"The ECB's helping with the euro, you have oil stabilising and there is no major deflation threat."

Italy showed the biggest jump in morale, increasing 2.4 points, followed by Germany, Spain and the Netherlands. Overall, euro zone households appeared much more optimistic.

Still, the euro zone's recovery is fragile and its economies are diverging. Economic morale in France, the euro zone's second-largest economy, rose just 0.4 points in March.

Despite the uncertainty surrounding Greece, the euro zone's economy finally looks to be leaving behind its crisis after two recessions since 2008, while the European Central Bank's money-printing programme is increasing optimism.

The European Commission expects the euro zone's economy to grow 1.3 per cent this year and 1.9 per cent in 2016.

That would lag the recovery in Britain and the United States but would offer a welcome sign that the bloc can avoid the economic stagnation and deflation many feared just a few months ago.

To combat low inflation, the European Central Bank has begun printing money to buy euro zone government bonds, a policy known as quantitative easing that will see it pump 60 billion euros (S$89.5 billion) a month into the euro zone's economy.

That is weakening the euro against the dollar, helping euro zone exporters. A global oil glut is also making energy cheap.
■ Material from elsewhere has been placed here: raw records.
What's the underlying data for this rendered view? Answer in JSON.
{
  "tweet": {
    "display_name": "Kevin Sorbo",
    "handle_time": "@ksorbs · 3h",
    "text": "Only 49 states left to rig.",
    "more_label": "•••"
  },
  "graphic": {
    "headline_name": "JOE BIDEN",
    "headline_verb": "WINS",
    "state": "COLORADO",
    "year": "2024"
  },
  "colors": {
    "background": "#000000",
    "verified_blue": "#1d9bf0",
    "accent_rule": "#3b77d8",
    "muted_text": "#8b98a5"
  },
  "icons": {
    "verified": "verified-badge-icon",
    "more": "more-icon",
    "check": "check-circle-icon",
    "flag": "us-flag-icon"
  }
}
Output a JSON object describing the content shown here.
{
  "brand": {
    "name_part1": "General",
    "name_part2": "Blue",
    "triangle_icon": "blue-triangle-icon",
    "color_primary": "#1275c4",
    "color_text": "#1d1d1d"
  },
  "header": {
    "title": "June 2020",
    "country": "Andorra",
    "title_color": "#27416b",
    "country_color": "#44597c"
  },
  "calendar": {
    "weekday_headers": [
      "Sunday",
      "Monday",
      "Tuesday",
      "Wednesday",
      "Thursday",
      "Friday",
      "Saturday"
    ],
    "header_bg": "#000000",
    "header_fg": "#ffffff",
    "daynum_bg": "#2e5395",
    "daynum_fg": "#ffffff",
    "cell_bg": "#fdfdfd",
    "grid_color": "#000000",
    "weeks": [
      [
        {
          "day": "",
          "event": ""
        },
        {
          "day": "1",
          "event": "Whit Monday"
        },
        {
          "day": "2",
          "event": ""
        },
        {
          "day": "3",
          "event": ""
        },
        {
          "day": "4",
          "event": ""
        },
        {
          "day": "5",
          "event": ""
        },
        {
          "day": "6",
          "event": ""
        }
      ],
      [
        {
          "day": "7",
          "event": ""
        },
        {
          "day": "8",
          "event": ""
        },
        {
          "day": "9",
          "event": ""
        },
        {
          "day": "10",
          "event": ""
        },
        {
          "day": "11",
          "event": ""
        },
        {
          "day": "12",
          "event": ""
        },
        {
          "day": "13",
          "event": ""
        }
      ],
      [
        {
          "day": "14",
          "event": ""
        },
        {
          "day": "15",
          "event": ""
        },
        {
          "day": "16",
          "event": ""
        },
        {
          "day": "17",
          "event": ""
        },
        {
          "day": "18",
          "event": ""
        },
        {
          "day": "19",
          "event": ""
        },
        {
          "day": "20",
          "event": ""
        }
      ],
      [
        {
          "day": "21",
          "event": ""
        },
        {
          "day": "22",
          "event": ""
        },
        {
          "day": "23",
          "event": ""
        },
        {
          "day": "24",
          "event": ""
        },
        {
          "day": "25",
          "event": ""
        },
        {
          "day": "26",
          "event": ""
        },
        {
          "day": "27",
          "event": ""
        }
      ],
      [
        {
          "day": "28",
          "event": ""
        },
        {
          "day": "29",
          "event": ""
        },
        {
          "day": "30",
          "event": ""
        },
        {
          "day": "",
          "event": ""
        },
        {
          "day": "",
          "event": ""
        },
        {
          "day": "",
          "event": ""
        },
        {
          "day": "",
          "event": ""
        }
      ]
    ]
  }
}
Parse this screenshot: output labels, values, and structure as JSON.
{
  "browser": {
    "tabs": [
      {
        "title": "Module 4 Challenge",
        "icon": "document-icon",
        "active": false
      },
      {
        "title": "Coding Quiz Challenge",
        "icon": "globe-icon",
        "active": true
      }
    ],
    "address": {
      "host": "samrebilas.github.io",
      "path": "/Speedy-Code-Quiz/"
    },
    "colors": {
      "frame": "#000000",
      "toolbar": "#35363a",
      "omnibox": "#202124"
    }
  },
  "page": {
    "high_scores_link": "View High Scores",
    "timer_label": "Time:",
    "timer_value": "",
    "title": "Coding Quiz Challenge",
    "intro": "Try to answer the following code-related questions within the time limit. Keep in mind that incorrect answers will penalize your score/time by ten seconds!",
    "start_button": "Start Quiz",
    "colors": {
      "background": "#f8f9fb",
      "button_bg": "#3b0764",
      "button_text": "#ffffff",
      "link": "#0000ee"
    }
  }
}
In another sign that ECB policy is having a positive effect, the European Commission said in its survey that consumers' inflation expectations rose for a second straight month in March, and retailers and manufacturers again increased their forecasts for rising prices and demand.

Overall, the commission noted "the marked improvement in industry confidence" as well as in services, retail trade and consumer confidence, which all pointed to an improvement in companies' plans to hire more staff.

"The improvement in euro area sentiment was fuelled by brightening confidence among consumers, but confidence also improved among managers in retail trade, services, construction and, particularly, industry," the survey said.

REUTERS